Tills have been ringing busily in malls and stores around New Zealand as people stock up for tomorrow's feasting and festivities.
But how much have we actually spent? Paymark collates all the figures on Christmas spending and its spokesman, Darren Hopper, said Saturday was the biggest day for transactions, with an average of 182 transactions a second.
In one particularly busy minute on Saturday afternoon an incredible 10,500 transactions were handled.
Mr Hopper said retailers are likely to be pleased but unexcited with this year's Christmas spending, as the running total for December's first 23 days was only up 1 percent compared with last year.
"The impact of Black Friday is now clear with a peak in November followed by a flat period for the start of December and a strong pick-up towards the end of the Christmas period."
The biggest day spending-wise was 20 December when $296 million crossed the country's counters, a figure slightly less than last year's peak of $299m on 22 December.

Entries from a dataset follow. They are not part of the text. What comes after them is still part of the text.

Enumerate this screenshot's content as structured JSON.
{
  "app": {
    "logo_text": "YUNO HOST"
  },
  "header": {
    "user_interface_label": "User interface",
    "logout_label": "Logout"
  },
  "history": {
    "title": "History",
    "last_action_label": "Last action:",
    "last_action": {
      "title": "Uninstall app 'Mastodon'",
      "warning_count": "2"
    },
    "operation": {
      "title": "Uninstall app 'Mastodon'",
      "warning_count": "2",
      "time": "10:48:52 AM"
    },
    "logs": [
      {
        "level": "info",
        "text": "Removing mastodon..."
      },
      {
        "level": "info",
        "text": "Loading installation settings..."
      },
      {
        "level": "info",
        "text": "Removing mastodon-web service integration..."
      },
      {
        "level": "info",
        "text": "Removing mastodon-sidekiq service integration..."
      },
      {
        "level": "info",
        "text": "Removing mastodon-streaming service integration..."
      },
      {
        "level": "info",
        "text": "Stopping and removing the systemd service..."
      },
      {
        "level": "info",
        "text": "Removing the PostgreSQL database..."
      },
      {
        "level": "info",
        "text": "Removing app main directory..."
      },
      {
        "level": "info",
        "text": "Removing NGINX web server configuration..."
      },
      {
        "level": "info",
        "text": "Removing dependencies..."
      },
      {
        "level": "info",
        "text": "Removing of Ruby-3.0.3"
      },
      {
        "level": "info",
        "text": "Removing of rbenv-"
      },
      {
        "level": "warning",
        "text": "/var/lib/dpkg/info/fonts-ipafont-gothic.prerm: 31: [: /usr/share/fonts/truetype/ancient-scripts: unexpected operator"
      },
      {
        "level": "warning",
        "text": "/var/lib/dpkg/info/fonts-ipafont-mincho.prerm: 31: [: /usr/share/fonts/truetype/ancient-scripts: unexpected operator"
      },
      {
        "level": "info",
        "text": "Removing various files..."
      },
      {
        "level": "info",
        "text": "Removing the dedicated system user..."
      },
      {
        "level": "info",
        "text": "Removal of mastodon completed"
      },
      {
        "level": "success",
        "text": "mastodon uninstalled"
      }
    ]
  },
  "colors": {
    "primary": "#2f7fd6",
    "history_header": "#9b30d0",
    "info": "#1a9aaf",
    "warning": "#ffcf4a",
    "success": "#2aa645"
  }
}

However, Mr Hopper said overall spending for this month is on track to hit $5 billion once Christmas Eve shopping is tallied up.
"Christmas Eve is often the busiest spending day of the year, however when [it] falls on a Monday, as it has this year, the shopping tends to get spread over the previous days as well."
He said there have been differences in certain types of spending this year, compared with last.
"Spending last week amongst jewellery and watch merchants was down slightly (.02 percent) on last year, while boaties should not expect too much for Christmas as marine merchant annual spending growth was also a meagre 0.2 percent."
He said food and liquor spending took greater prominence last weekend, with spending on those items up 32 percent on the previous weekend as households stocked up for Christmas.
The total spent on those items was $130.5m, before Christmas Eve spending is factored in.
Palmerston North experienced the biggest percentage increase in spending compared with last year, rising 8.6 percent.
On the other hand Gisborne, South Canterbury, the West Coast and Wairarapa all saw a decrease in spending compared with the festive period of 2017.
Mr Hopper said those falls could be because sometimes people in the regions are more organised with their Christmas shopping. Unlike in the big cities, it is not so easy to pop down the road and pick up some last-minute items, he said.